Humanity in the 21st century — what is our new frontier? You could say it’s technology, but in many ways we’ve mastered that already. We can create pretty much anything we can conceive of in the way of gadgets large and small, simple and complex. If we haven’t done it yet, we’re working on it; and if we haven’t thought of it yet, it’s only a matter of time before we do.
Our challenge is to exist as healthy, harmonious, self-determined humans within the new virtual world shaped by our technology. Who is in charge here? What determines the sensory inputs of my day? Who determines those? My postage-stamp backyard yet breathes with the quiet and quickening rhythms of nature, a surprising variety when I can be still enough to observe. But my attention is mostly riveted to a screen, which is often streaming with messages and images sequenced and juxtaposed with relentless randomness or actual intent to befuddle. Either way, I am multi-tasking my way to not doing anything vital at all, if I’m not careful.
Click, play, watch, listen, comment, like, friend, invite, meet-up, tweet, retweet, blog, reblog, send, check, send, check, send, check, like, like, like. Thoughts are involved, relationships, ideas and information. But the intriguing stuff is getting sliced and diced into thinner and more mixed-up segments all the time. The mixing up of inputs is as troublesome as the speed and brevity of them.
In previous centuries, artist-scientists turned their attention to the natural world. True, they and all of humanity had always existed within it, but the organizing thoughts of civilization had previously focused on spiritual ideas about supernatural forces that directed human activity. Our inquisitive types decided to look to the evidence of the natural world for insight into the way things actually worked. They began to carefully document their observations in pictures and words. These could be compared and studied with a degree of objectivity; theories derived; suppositions tested; and future effects predicted. Artistic expression and scientific exploration have always been with us, inherent inclinations of the human mind that cannot be suppressed. Once we woke up to the patterns and processes of the natural world in which we exist, there would be no going back. We came to a broad consensus about “the real world” and, with or without lingering spiritual feelings, we have been living in it ever since.

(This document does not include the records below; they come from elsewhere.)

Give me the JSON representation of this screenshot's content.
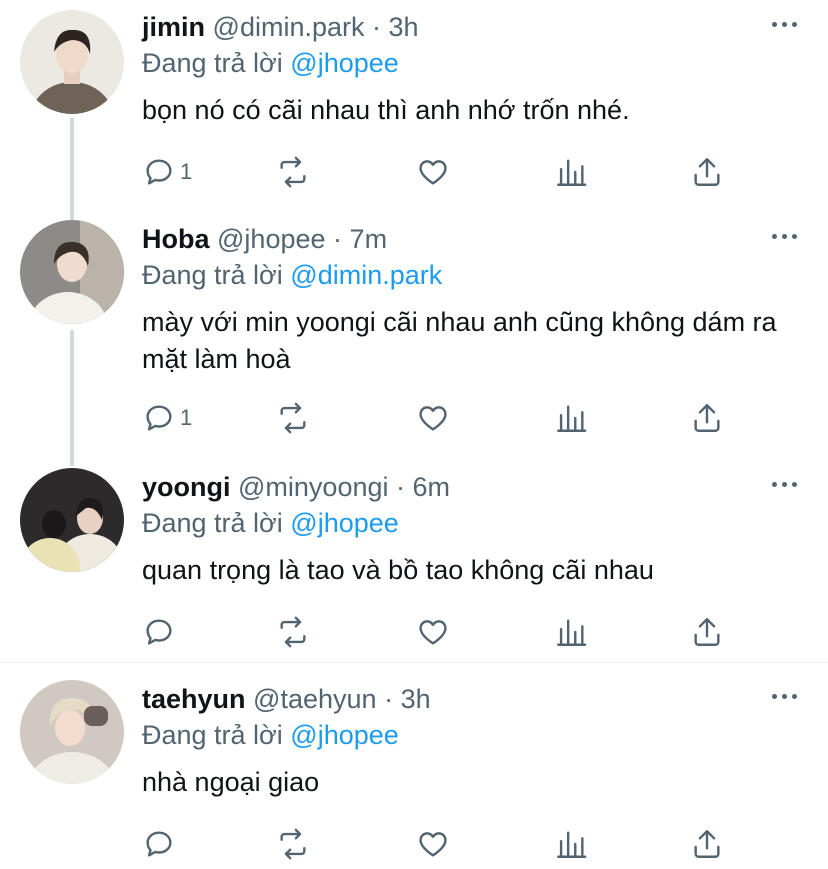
{
  "replies": [
    {
      "name": "jimin",
      "handle": "@dimin.park",
      "time": "3h",
      "replying_label": "Đang trả lời",
      "replying_to": "@jhopee",
      "text": "bọn nó có cãi nhau thì anh nhớ trốn nhé.",
      "reply_count": "1"
    },
    {
      "name": "Hoba",
      "handle": "@jhopee",
      "time": "7m",
      "replying_label": "Đang trả lời",
      "replying_to": "@dimin.park",
      "text": "mày với min yoongi cãi nhau anh cũng không dám ra mặt làm hoà",
      "reply_count": "1"
    },
    {
      "name": "yoongi",
      "handle": "@minyoongi",
      "time": "6m",
      "replying_label": "Đang trả lời",
      "replying_to": "@jhopee",
      "text": "quan trọng là tao và bồ tao không cãi nhau",
      "reply_count": ""
    },
    {
      "name": "taehyun",
      "handle": "@taehyun",
      "time": "3h",
      "replying_label": "Đang trả lời",
      "replying_to": "@jhopee",
      "text": "nhà ngoại giao",
      "reply_count": ""
    }
  ],
  "separator": "·",
  "colors": {
    "mention": "#1d9bf0",
    "meta": "#536471",
    "thread_line": "#cfd9de"
  }
}
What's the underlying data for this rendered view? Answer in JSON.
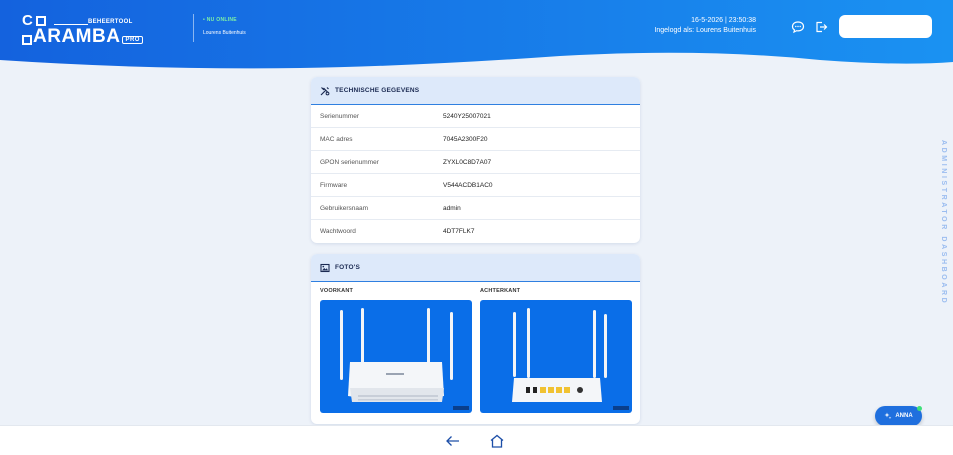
{
  "header": {
    "logo_top": "C",
    "logo_sub": "BEHEERTOOL",
    "logo_main": "ARAMBA",
    "logo_pro": "PRO",
    "status": "• NU ONLINE",
    "status_user": "Lourens Buitenhuis",
    "datetime": "16-5-2026 | 23:50:38",
    "logged_in": "Ingelogd als: Lourens Buitenhuis",
    "chat_icon": "chat-bubble-icon",
    "logout_icon": "logout-icon"
  },
  "side_label": "ADMINISTRATOR DASHBOARD",
  "tech": {
    "title": "TECHNISCHE GEGEVENS",
    "icon": "tools-icon",
    "rows": [
      {
        "k": "Serienummer",
        "v": "5240Y25007021"
      },
      {
        "k": "MAC adres",
        "v": "7045A2300F20"
      },
      {
        "k": "GPON serienummer",
        "v": "ZYXL0C8D7A07"
      },
      {
        "k": "Firmware",
        "v": "V544ACDB1AC0"
      },
      {
        "k": "Gebruikersnaam",
        "v": "admin"
      },
      {
        "k": "Wachtwoord",
        "v": "4DT7FLK7"
      }
    ]
  },
  "photos": {
    "title": "FOTO'S",
    "icon": "image-icon",
    "front_label": "VOORKANT",
    "back_label": "ACHTERKANT"
  },
  "bottom": {
    "back_icon": "arrow-left-icon",
    "home_icon": "home-icon"
  },
  "anna": {
    "label": "ANNA",
    "icon": "sparkle-icon"
  },
  "colors": {
    "header_left": "#1466e0",
    "header_right": "#1a8ff0",
    "accent": "#2f7fe0",
    "card_head": "#dde9fa"
  }
}
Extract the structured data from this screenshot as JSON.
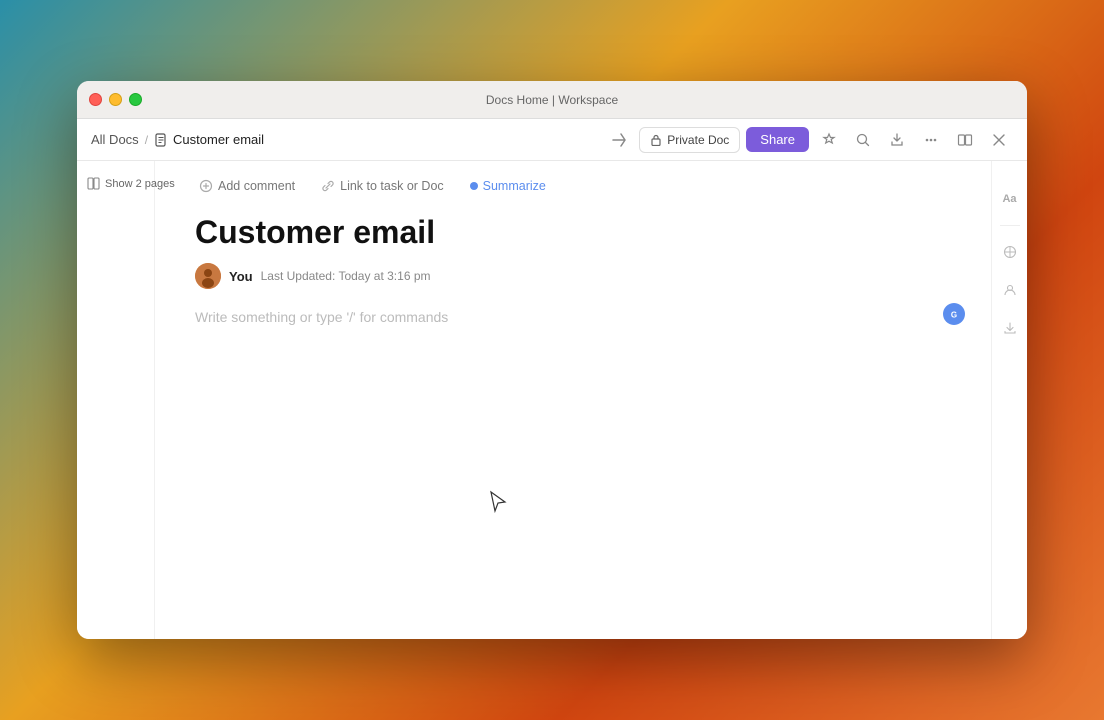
{
  "window": {
    "title": "Docs Home | Workspace"
  },
  "breadcrumb": {
    "all_docs_label": "All Docs",
    "separator": "/",
    "current_doc": "Customer email"
  },
  "toolbar": {
    "private_doc_label": "Private Doc",
    "share_label": "Share"
  },
  "sidebar_left": {
    "show_pages_label": "Show 2 pages"
  },
  "doc_actions": {
    "add_comment_label": "Add comment",
    "link_task_label": "Link to task or Doc",
    "summarize_label": "Summarize"
  },
  "document": {
    "title": "Customer email",
    "author": "You",
    "last_updated_prefix": "Last Updated: ",
    "last_updated_time": "Today at 3:16 pm",
    "editor_placeholder": "Write something or type '/' for commands"
  },
  "icons": {
    "close": "×",
    "minimize": "−",
    "maximize": "+",
    "star": "☆",
    "search": "⌕",
    "export": "↗",
    "more": "···",
    "collapse": "⊠",
    "fullscreen_exit": "⊡",
    "lock": "🔒",
    "comment": "💬",
    "link": "🔗",
    "pages": "⊞",
    "font": "Aa",
    "divider_v": "|",
    "chevron_down": "⌄",
    "download": "↓",
    "person_share": "👤"
  },
  "colors": {
    "share_btn_bg": "#7c5cdb",
    "share_btn_text": "#ffffff",
    "accent_blue": "#5b8dee",
    "cursor_indicator": "#5b8dee"
  }
}
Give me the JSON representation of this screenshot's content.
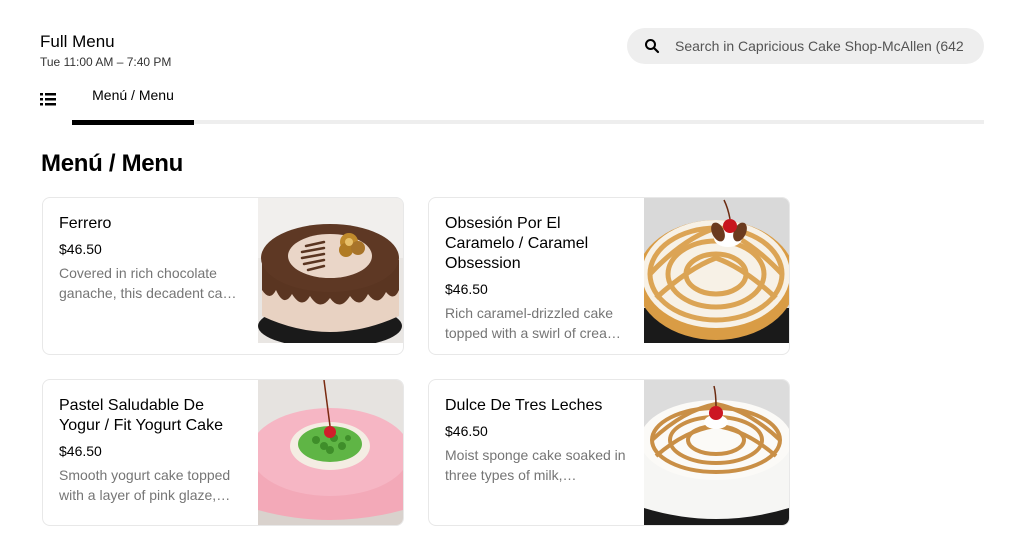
{
  "header": {
    "title": "Full Menu",
    "hours": "Tue 11:00 AM – 7:40 PM"
  },
  "search": {
    "placeholder": "Search in Capricious Cake Shop-McAllen (642"
  },
  "tabs": [
    {
      "label": "Menú / Menu",
      "active": true
    }
  ],
  "section": {
    "title": "Menú / Menu"
  },
  "items": [
    {
      "name": "Ferrero",
      "price": "$46.50",
      "description": "Covered in rich chocolate ganache, this decadent cake is topped with Ferrero candies.",
      "image_icon": "chocolate-cake-image"
    },
    {
      "name": "Obsesión Por El Caramelo / Caramel Obsession",
      "price": "$46.50",
      "description": "Rich caramel-drizzled cake topped with a swirl of cream and pecans.",
      "image_icon": "caramel-cake-image"
    },
    {
      "name": "Pastel Saludable De Yogur / Fit Yogurt Cake",
      "price": "$46.50",
      "description": "Smooth yogurt cake topped with a layer of pink glaze, kiwi and whipped cream.",
      "image_icon": "yogurt-cake-image"
    },
    {
      "name": "Dulce De Tres Leches",
      "price": "$46.50",
      "description": "Moist sponge cake soaked in three types of milk, decorated with caramel.",
      "image_icon": "tres-leches-cake-image"
    }
  ],
  "colors": {
    "accent": "#000000",
    "search_bg": "#eeeeee",
    "muted_text": "#757575"
  }
}
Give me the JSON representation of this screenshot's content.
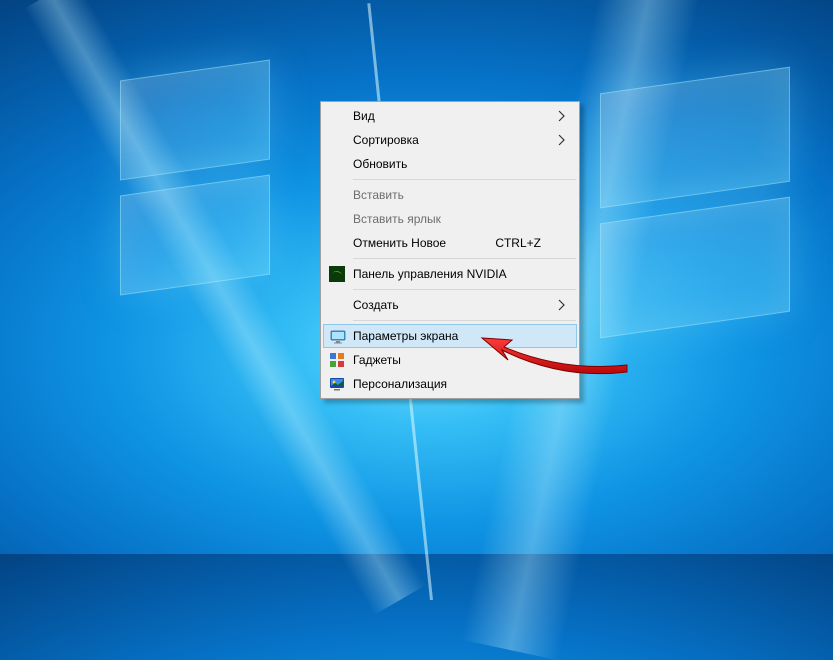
{
  "context_menu": {
    "items": {
      "view": {
        "label": "Вид",
        "has_submenu": true,
        "disabled": false
      },
      "sort": {
        "label": "Сортировка",
        "has_submenu": true,
        "disabled": false
      },
      "refresh": {
        "label": "Обновить",
        "has_submenu": false,
        "disabled": false
      },
      "paste": {
        "label": "Вставить",
        "has_submenu": false,
        "disabled": true
      },
      "paste_short": {
        "label": "Вставить ярлык",
        "has_submenu": false,
        "disabled": true
      },
      "undo_new": {
        "label": "Отменить Новое",
        "has_submenu": false,
        "disabled": false,
        "shortcut": "CTRL+Z"
      },
      "nvidia": {
        "label": "Панель управления NVIDIA",
        "has_submenu": false,
        "disabled": false,
        "icon": "nvidia-icon"
      },
      "create": {
        "label": "Создать",
        "has_submenu": true,
        "disabled": false
      },
      "display": {
        "label": "Параметры экрана",
        "has_submenu": false,
        "disabled": false,
        "icon": "monitor-icon",
        "highlighted": true
      },
      "gadgets": {
        "label": "Гаджеты",
        "has_submenu": false,
        "disabled": false,
        "icon": "gadgets-icon"
      },
      "personalize": {
        "label": "Персонализация",
        "has_submenu": false,
        "disabled": false,
        "icon": "personalize-icon"
      }
    }
  }
}
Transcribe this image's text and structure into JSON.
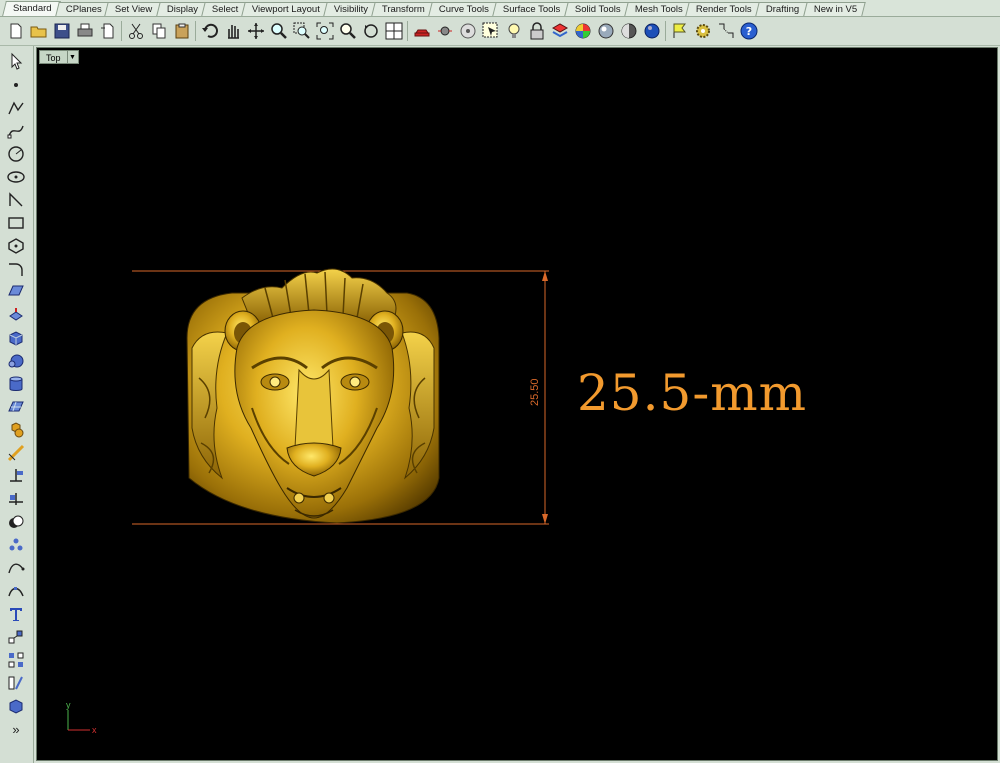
{
  "tabs": [
    {
      "label": "Standard"
    },
    {
      "label": "CPlanes"
    },
    {
      "label": "Set View"
    },
    {
      "label": "Display"
    },
    {
      "label": "Select"
    },
    {
      "label": "Viewport Layout"
    },
    {
      "label": "Visibility"
    },
    {
      "label": "Transform"
    },
    {
      "label": "Curve Tools"
    },
    {
      "label": "Surface Tools"
    },
    {
      "label": "Solid Tools"
    },
    {
      "label": "Mesh Tools"
    },
    {
      "label": "Render Tools"
    },
    {
      "label": "Drafting"
    },
    {
      "label": "New in V5"
    }
  ],
  "viewport": {
    "name": "Top",
    "dimension_value": "25.50",
    "annotation": "25.5-mm",
    "axis_x": "x",
    "axis_y": "y"
  },
  "colors": {
    "dimension": "#f29a2e",
    "gold": "#d4a017",
    "background": "#000000"
  },
  "left_toolbar": {
    "more_label": "»"
  }
}
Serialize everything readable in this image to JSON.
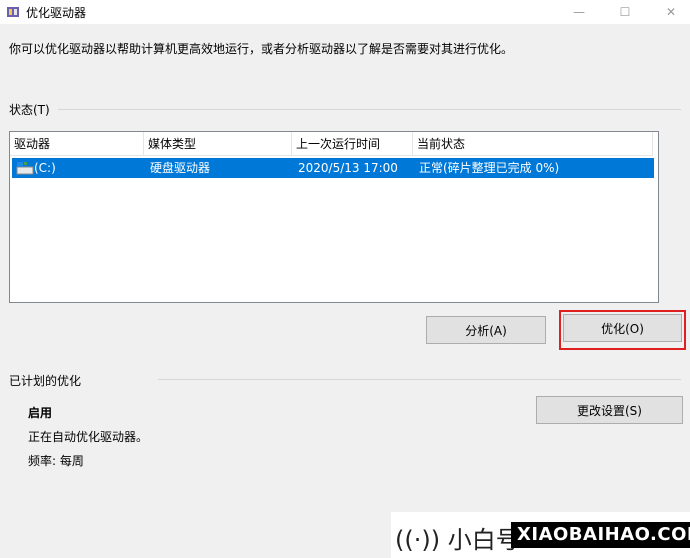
{
  "window": {
    "title": "优化驱动器",
    "controls": {
      "minimize": "—",
      "maximize": "☐",
      "close": "✕"
    }
  },
  "description": "你可以优化驱动器以帮助计算机更高效地运行，或者分析驱动器以了解是否需要对其进行优化。",
  "status_section": {
    "label": "状态(T)",
    "columns": [
      "驱动器",
      "媒体类型",
      "上一次运行时间",
      "当前状态"
    ],
    "rows": [
      {
        "drive": "(C:)",
        "media": "硬盘驱动器",
        "last_run": "2020/5/13 17:00",
        "status": "正常(碎片整理已完成 0%)"
      }
    ]
  },
  "buttons": {
    "analyze": "分析(A)",
    "optimize": "优化(O)",
    "change_settings": "更改设置(S)"
  },
  "scheduled": {
    "label": "已计划的优化",
    "state": "启用",
    "detail": "正在自动优化驱动器。",
    "frequency": "频率: 每周"
  },
  "watermark": {
    "logo": "((·)) 小白号",
    "brand": "XIAOBAIHAO.COM"
  },
  "colors": {
    "selection": "#0078d7",
    "highlight_border": "#e02020"
  }
}
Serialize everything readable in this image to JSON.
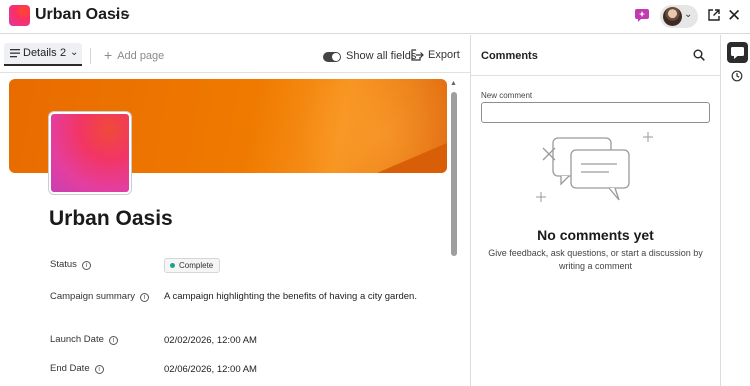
{
  "header": {
    "title": "Urban Oasis",
    "more_label": "···",
    "close_label": "✕",
    "pill_chevron": "⌄"
  },
  "toolbar": {
    "details_label": "Details",
    "details_count": "2",
    "details_chevron": "⌄",
    "add_page_plus": "+",
    "add_page_label": "Add page",
    "show_fields_label": "Show all fields",
    "export_label": "Export"
  },
  "record": {
    "title": "Urban Oasis",
    "fields": [
      {
        "label": "Status",
        "value": "Complete"
      },
      {
        "label": "Campaign summary",
        "value": "A campaign highlighting the benefits of having a city garden."
      },
      {
        "label": "Launch Date",
        "value": "02/02/2026, 12:00 AM"
      },
      {
        "label": "End Date",
        "value": "02/06/2026, 12:00 AM"
      }
    ],
    "info_glyph": "i",
    "status_color": "#17a589"
  },
  "comments": {
    "title": "Comments",
    "new_comment_label": "New comment",
    "empty_title": "No comments yet",
    "empty_desc": "Give feedback, ask questions, or start a discussion by writing a comment"
  },
  "colors": {
    "banner": "#f07a00",
    "thumbnail": "#e43e9f",
    "accent_dark": "#2c2c2c"
  },
  "icons": [
    "app-logo",
    "more-icon",
    "ai-assistant-icon",
    "avatar",
    "open-external-icon",
    "close-icon",
    "list-icon",
    "chevron-down-icon",
    "plus-icon",
    "toggle-switch",
    "export-icon",
    "info-icon",
    "search-icon",
    "comments-icon",
    "history-icon"
  ]
}
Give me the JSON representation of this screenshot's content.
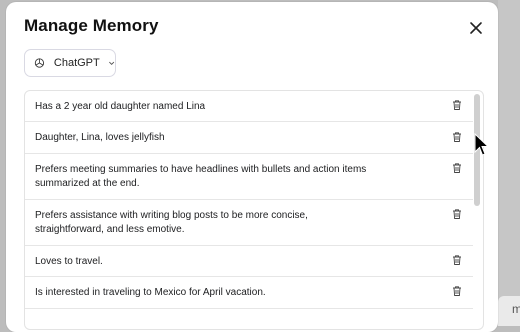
{
  "dialog": {
    "title": "Manage Memory",
    "model_selector": {
      "selected": "ChatGPT"
    }
  },
  "memories": [
    {
      "line1": "Has a 2 year old daughter named Lina",
      "line2": ""
    },
    {
      "line1": "Daughter, Lina, loves jellyfish",
      "line2": ""
    },
    {
      "line1": "Prefers meeting summaries to have headlines with bullets and action items",
      "line2": "summarized at the end."
    },
    {
      "line1": "Prefers assistance with writing blog posts to be more concise,",
      "line2": "straightforward, and less emotive."
    },
    {
      "line1": "Loves to travel.",
      "line2": ""
    },
    {
      "line1": "Is interested in traveling to Mexico for April vacation.",
      "line2": ""
    }
  ],
  "background_fragment": "ma",
  "icons": {
    "close": "close-icon",
    "model_logo": "openai-logo-icon",
    "dropdown": "chevron-down-icon",
    "delete": "trash-icon",
    "cursor": "mouse-pointer-icon"
  }
}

Until lately. Now we are in a virtual world. Not the stuff of spirits but of bits – magic of another sort. It has its own lore and legend, priests and rituals, cults and sects (and lots and lots of sex). The deciders of culture would like to establish their current power as unassailable by shaping the way the memes are streamed and making that seem inevitable. (“Every drama on TV includes gun violence because that’s what the viewers want – look at these ratings…”) They widened a country lane to a highway and now feel entitled to send any and every piece junk down it that they please, followed by a parade telling us how much we liked it.
Fortunately, a new generation of inquisitive independent thinkers is taking an objective look at the mass media landscape with all of its component parts and documenting their findings for all. And just like their artist-naturalist predecessors, they are demonstrating a process of examination and critique that we can all engage in and benefit from – in the same way our counterparts in past times (up to the present), while not biologists themselves, kept their garden notes and birdwatching journals.
We call today’s discipline Media Literacy, and once you get the hang of paying attention to the design and details of mass media messages, it will always be with you. At that point, you will find yourself having more of an opinion about and exercising more control over your personal media “backyard” and, I hope, contributing to an improved media ecosystem for all of us. What I love about the study of mass media is that while there is a great deal of academic work going on, the principles are quite easy for anyone at any age to understand, apply and share. Whatever your background, you will find a welcoming and vibrant community at any media education event. These upcoming conferences are highly recommended!
Brookline March 21 and Boston March 21-23
Teaching Media Education/Literacy: Curricula, Skills and Issues
Consuming Kids: Reclaiming Childhood from Corporate Marketers
Denver, April 5–7,
National Conference for Media Reform